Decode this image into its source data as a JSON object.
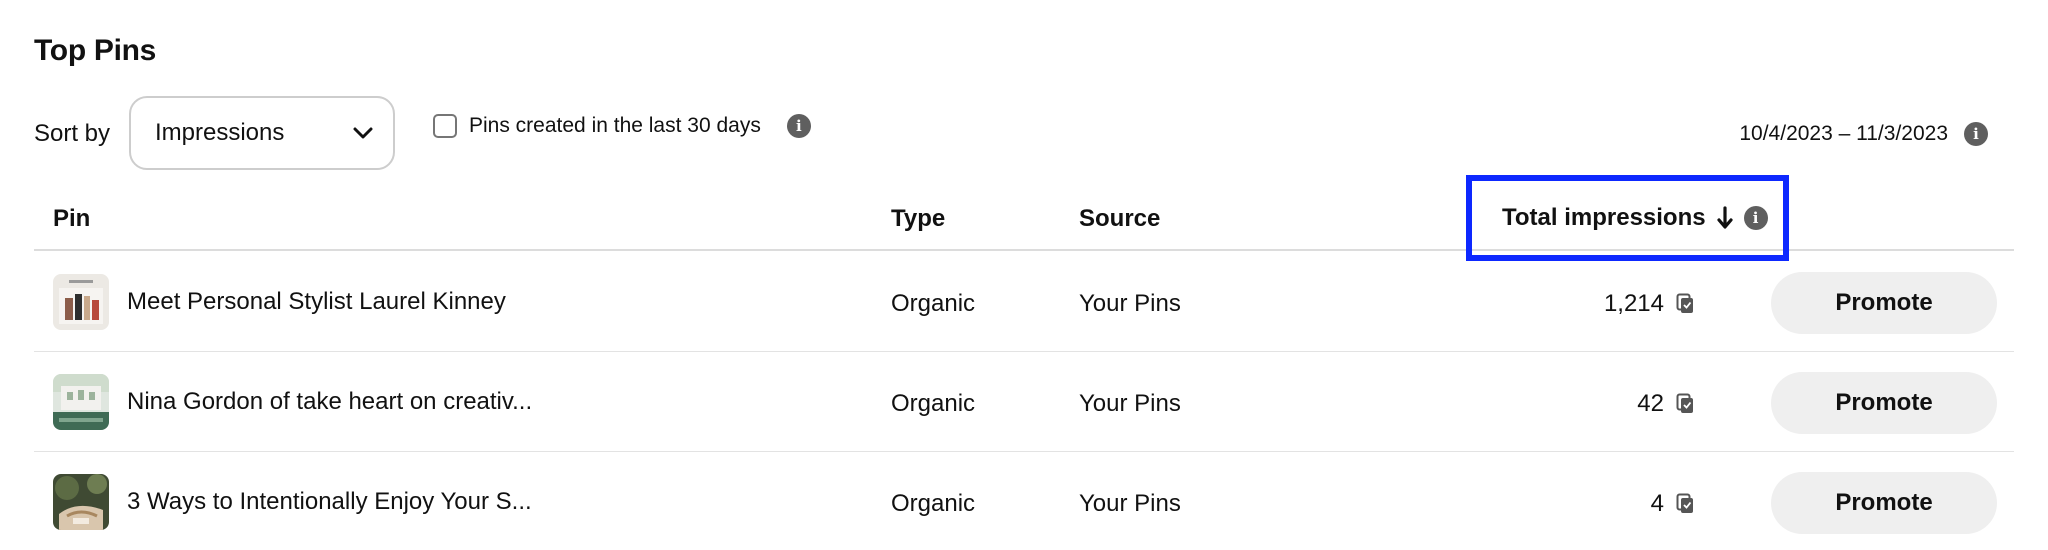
{
  "page": {
    "title": "Top Pins"
  },
  "sort": {
    "label": "Sort by",
    "selected": "Impressions"
  },
  "filter": {
    "label": "Pins created in the last 30 days",
    "checked": false
  },
  "date_range": {
    "text": "10/4/2023 – 11/3/2023"
  },
  "table": {
    "headers": {
      "pin": "Pin",
      "type": "Type",
      "source": "Source",
      "total": "Total impressions"
    },
    "rows": [
      {
        "title": "Meet Personal Stylist Laurel Kinney",
        "type": "Organic",
        "source": "Your Pins",
        "count": "1,214",
        "action": "Promote"
      },
      {
        "title": "Nina Gordon of take heart on creativ...",
        "type": "Organic",
        "source": "Your Pins",
        "count": "42",
        "action": "Promote"
      },
      {
        "title": "3 Ways to Intentionally Enjoy Your S...",
        "type": "Organic",
        "source": "Your Pins",
        "count": "4",
        "action": "Promote"
      }
    ]
  },
  "colors": {
    "highlight": "#0d28ff",
    "button_bg": "#efefef"
  },
  "icons": {
    "info": "info-icon",
    "sort_direction": "arrow-down-icon",
    "dropdown": "chevron-down-icon",
    "count_badge": "copy-icon"
  }
}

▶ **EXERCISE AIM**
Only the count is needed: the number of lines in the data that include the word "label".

▶ **THE ANSWER**
2